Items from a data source
-=-=-=-=-
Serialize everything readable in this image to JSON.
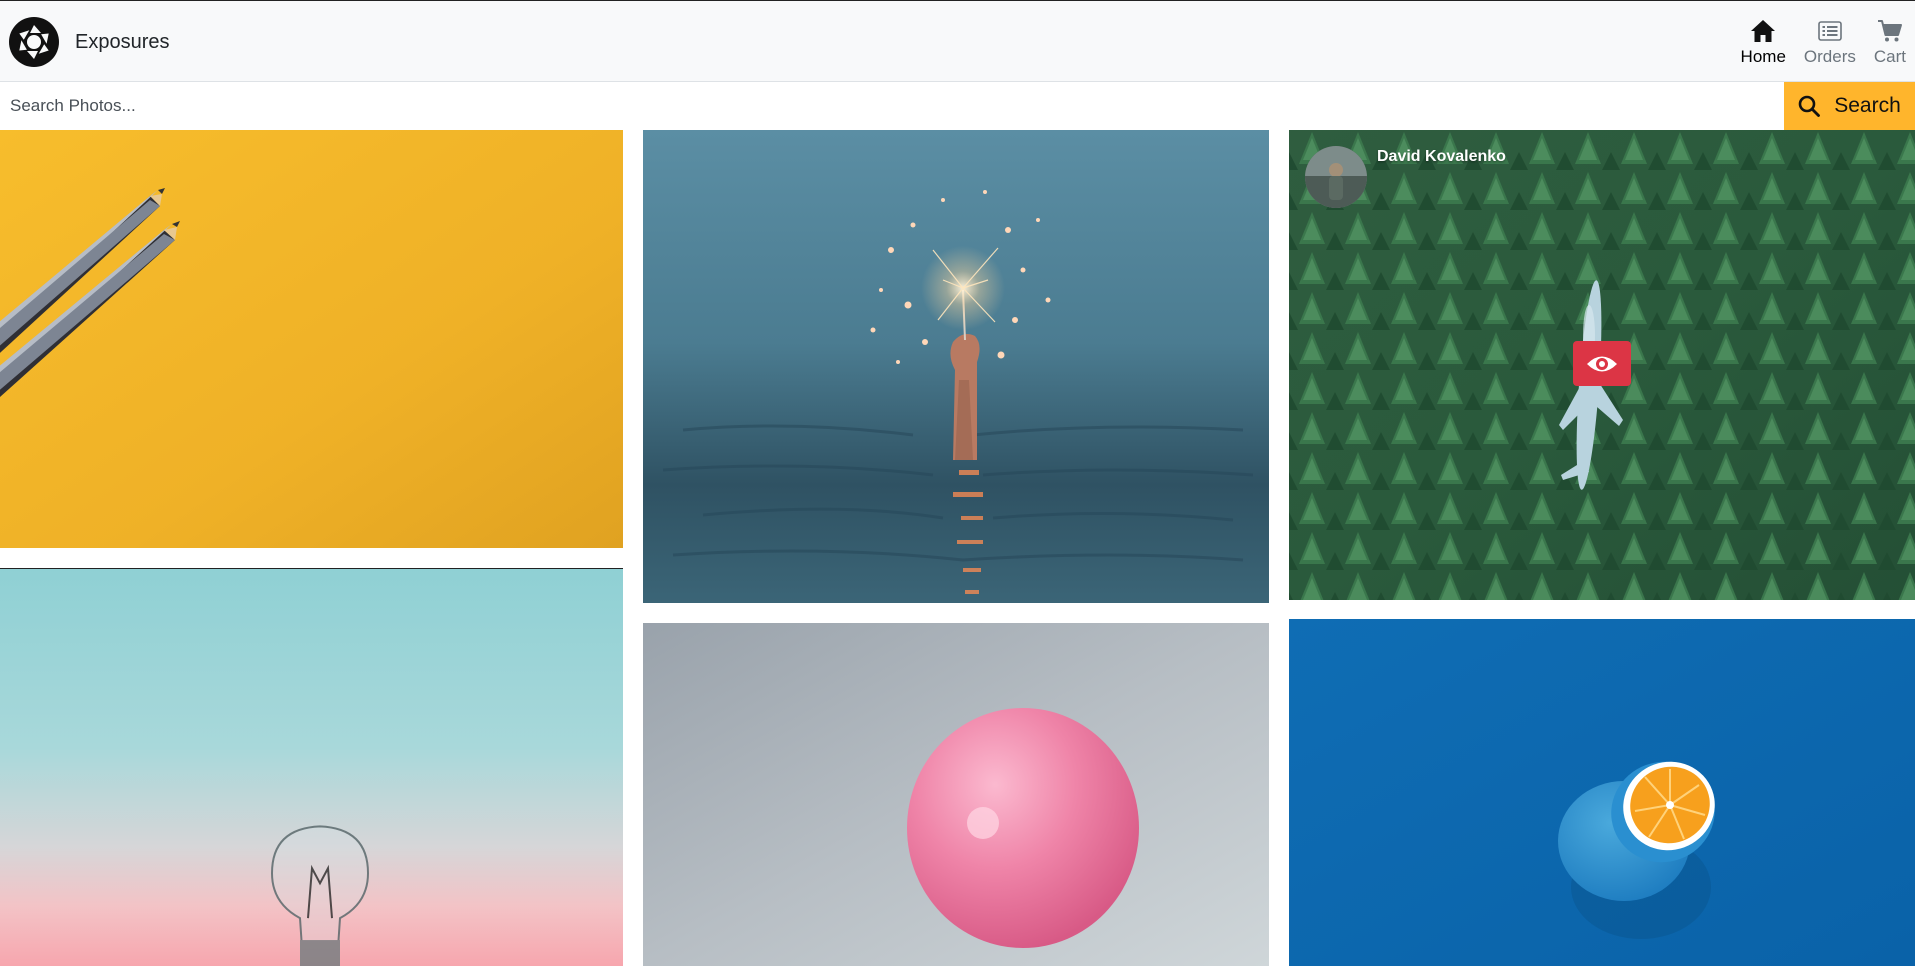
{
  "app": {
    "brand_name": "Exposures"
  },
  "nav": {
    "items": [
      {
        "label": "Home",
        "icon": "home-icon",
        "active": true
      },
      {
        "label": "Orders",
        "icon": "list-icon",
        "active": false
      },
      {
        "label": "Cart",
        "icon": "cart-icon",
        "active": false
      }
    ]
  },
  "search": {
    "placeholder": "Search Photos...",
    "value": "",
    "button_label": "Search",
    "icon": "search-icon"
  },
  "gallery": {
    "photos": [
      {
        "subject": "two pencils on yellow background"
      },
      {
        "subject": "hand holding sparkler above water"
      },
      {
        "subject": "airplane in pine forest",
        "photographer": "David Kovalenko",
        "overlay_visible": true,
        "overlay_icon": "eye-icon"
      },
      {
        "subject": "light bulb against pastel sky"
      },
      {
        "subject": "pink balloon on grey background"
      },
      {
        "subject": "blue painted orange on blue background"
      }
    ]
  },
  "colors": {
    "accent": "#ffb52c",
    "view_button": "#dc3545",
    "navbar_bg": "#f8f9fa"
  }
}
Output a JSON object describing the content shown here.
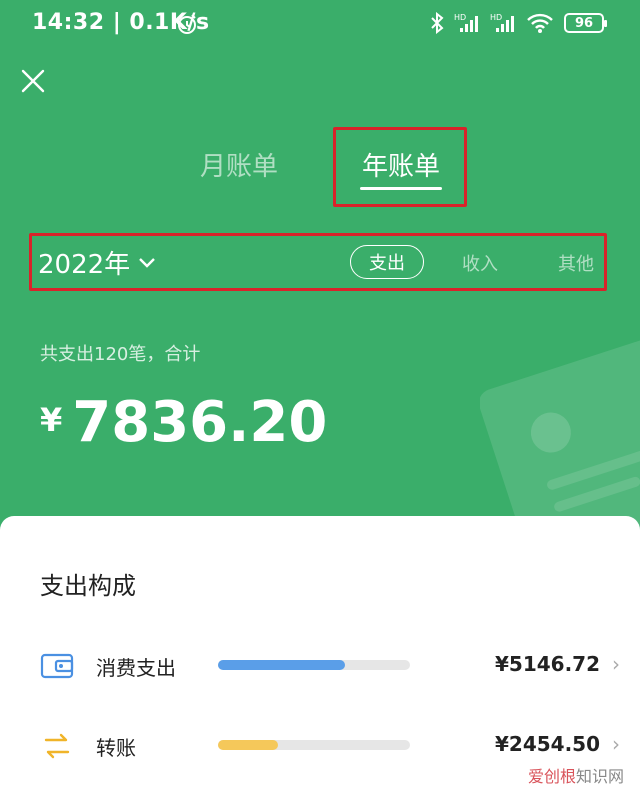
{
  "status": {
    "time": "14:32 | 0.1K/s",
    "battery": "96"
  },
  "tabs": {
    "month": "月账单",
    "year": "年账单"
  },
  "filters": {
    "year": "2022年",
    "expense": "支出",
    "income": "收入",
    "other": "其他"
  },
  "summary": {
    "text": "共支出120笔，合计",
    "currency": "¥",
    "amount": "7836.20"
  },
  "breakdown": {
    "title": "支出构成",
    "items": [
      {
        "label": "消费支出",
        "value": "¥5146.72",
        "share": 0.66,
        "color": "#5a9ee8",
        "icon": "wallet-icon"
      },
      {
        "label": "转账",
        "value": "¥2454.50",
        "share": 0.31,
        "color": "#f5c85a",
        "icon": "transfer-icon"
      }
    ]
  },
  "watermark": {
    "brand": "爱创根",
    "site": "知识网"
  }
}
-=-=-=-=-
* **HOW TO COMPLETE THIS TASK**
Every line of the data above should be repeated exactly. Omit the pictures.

* **RESULT FOR THIS EXERCISE**
Serialize everything readable in this image to JSON.
{
  "app": {
    "brand_name": "Exposures"
  },
  "nav": {
    "items": [
      {
        "label": "Home",
        "icon": "home-icon",
        "active": true
      },
      {
        "label": "Orders",
        "icon": "list-icon",
        "active": false
      },
      {
        "label": "Cart",
        "icon": "cart-icon",
        "active": false
      }
    ]
  },
  "search": {
    "placeholder": "Search Photos...",
    "value": "",
    "button_label": "Search",
    "icon": "search-icon"
  },
  "gallery": {
    "photos": [
      {
        "subject": "two pencils on yellow background"
      },
      {
        "subject": "hand holding sparkler above water"
      },
      {
        "subject": "airplane in pine forest",
        "photographer": "David Kovalenko",
        "overlay_visible": true,
        "overlay_icon": "eye-icon"
      },
      {
        "subject": "light bulb against pastel sky"
      },
      {
        "subject": "pink balloon on grey background"
      },
      {
        "subject": "blue painted orange on blue background"
      }
    ]
  },
  "colors": {
    "accent": "#ffb52c",
    "view_button": "#dc3545",
    "navbar_bg": "#f8f9fa"
  }
}
Output a JSON object describing the content shown here.
{
  "status": {
    "time": "14:32 | 0.1K/s",
    "battery": "96"
  },
  "tabs": {
    "month": "月账单",
    "year": "年账单"
  },
  "filters": {
    "year": "2022年",
    "expense": "支出",
    "income": "收入",
    "other": "其他"
  },
  "summary": {
    "text": "共支出120笔，合计",
    "currency": "¥",
    "amount": "7836.20"
  },
  "breakdown": {
    "title": "支出构成",
    "items": [
      {
        "label": "消费支出",
        "value": "¥5146.72",
        "share": 0.66,
        "color": "#5a9ee8",
        "icon": "wallet-icon"
      },
      {
        "label": "转账",
        "value": "¥2454.50",
        "share": 0.31,
        "color": "#f5c85a",
        "icon": "transfer-icon"
      }
    ]
  },
  "watermark": {
    "brand": "爱创根",
    "site": "知识网"
  }
}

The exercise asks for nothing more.